PROMPT >>
The pictures are to be dropped, and the records below are to be restated word for word.
===== STORED DATA =====
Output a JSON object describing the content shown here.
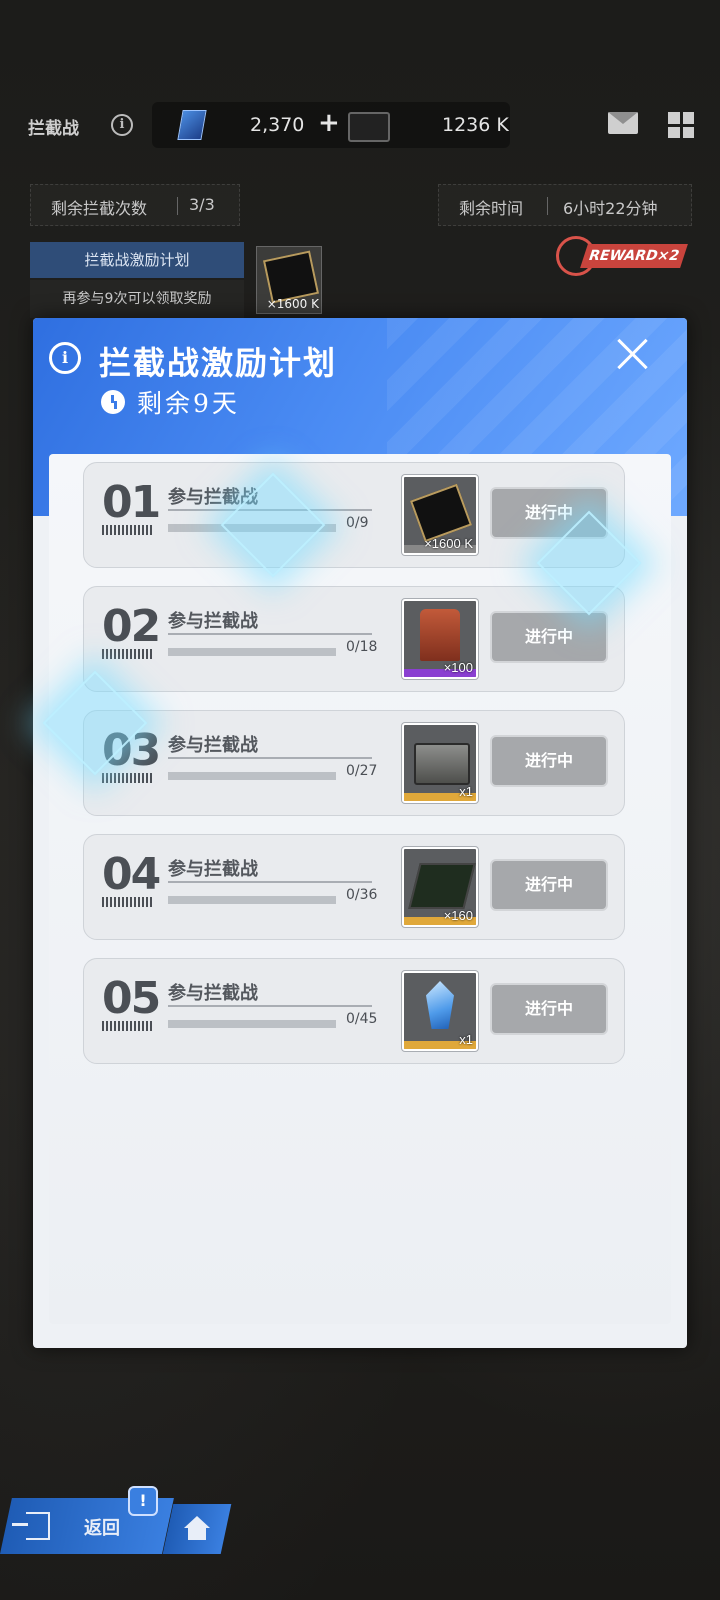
{
  "header": {
    "title": "拦截战",
    "gems": "2,370",
    "gems_add": "+",
    "card_amount": "1236 K"
  },
  "status": {
    "remaining_attempts_label": "剩余拦截次数",
    "remaining_attempts_value": "3/3",
    "remaining_time_label": "剩余时间",
    "remaining_time_value": "6小时22分钟",
    "reward_badge": "REWARD×2"
  },
  "plan": {
    "tab_label": "拦截战激励计划",
    "hint": "再参与9次可以领取奖励",
    "thumb_qty": "×1600 K"
  },
  "modal": {
    "title": "拦截战激励计划",
    "days_left": "剩余9天",
    "tasks": [
      {
        "num": "01",
        "label": "参与拦截战",
        "progress_text": "0/9",
        "progress": 0,
        "qty": "×1600 K",
        "status": "进行中",
        "item": "card-icon",
        "rarity": "#888888"
      },
      {
        "num": "02",
        "label": "参与拦截战",
        "progress_text": "0/18",
        "progress": 0,
        "qty": "×100",
        "status": "进行中",
        "item": "vest-icon",
        "rarity": "#8a3fd1"
      },
      {
        "num": "03",
        "label": "参与拦截战",
        "progress_text": "0/27",
        "progress": 0,
        "qty": "x1",
        "status": "进行中",
        "item": "crate-icon",
        "rarity": "#e0a83a"
      },
      {
        "num": "04",
        "label": "参与拦截战",
        "progress_text": "0/36",
        "progress": 0,
        "qty": "×160",
        "status": "进行中",
        "item": "chip-icon",
        "rarity": "#e0a83a"
      },
      {
        "num": "05",
        "label": "参与拦截战",
        "progress_text": "0/45",
        "progress": 0,
        "qty": "x1",
        "status": "进行中",
        "item": "crystal-icon",
        "rarity": "#e0a83a"
      }
    ]
  },
  "nav": {
    "back_label": "返回",
    "alert": "!"
  }
}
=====
RESPONSE TO THIS TASK >>
Output a JSON object describing the content shown here.
{
  "header": {
    "title": "拦截战",
    "gems": "2,370",
    "gems_add": "+",
    "card_amount": "1236 K"
  },
  "status": {
    "remaining_attempts_label": "剩余拦截次数",
    "remaining_attempts_value": "3/3",
    "remaining_time_label": "剩余时间",
    "remaining_time_value": "6小时22分钟",
    "reward_badge": "REWARD×2"
  },
  "plan": {
    "tab_label": "拦截战激励计划",
    "hint": "再参与9次可以领取奖励",
    "thumb_qty": "×1600 K"
  },
  "modal": {
    "title": "拦截战激励计划",
    "days_left": "剩余9天",
    "tasks": [
      {
        "num": "01",
        "label": "参与拦截战",
        "progress_text": "0/9",
        "progress": 0,
        "qty": "×1600 K",
        "status": "进行中",
        "item": "card-icon",
        "rarity": "#888888"
      },
      {
        "num": "02",
        "label": "参与拦截战",
        "progress_text": "0/18",
        "progress": 0,
        "qty": "×100",
        "status": "进行中",
        "item": "vest-icon",
        "rarity": "#8a3fd1"
      },
      {
        "num": "03",
        "label": "参与拦截战",
        "progress_text": "0/27",
        "progress": 0,
        "qty": "x1",
        "status": "进行中",
        "item": "crate-icon",
        "rarity": "#e0a83a"
      },
      {
        "num": "04",
        "label": "参与拦截战",
        "progress_text": "0/36",
        "progress": 0,
        "qty": "×160",
        "status": "进行中",
        "item": "chip-icon",
        "rarity": "#e0a83a"
      },
      {
        "num": "05",
        "label": "参与拦截战",
        "progress_text": "0/45",
        "progress": 0,
        "qty": "x1",
        "status": "进行中",
        "item": "crystal-icon",
        "rarity": "#e0a83a"
      }
    ]
  },
  "nav": {
    "back_label": "返回",
    "alert": "!"
  }
}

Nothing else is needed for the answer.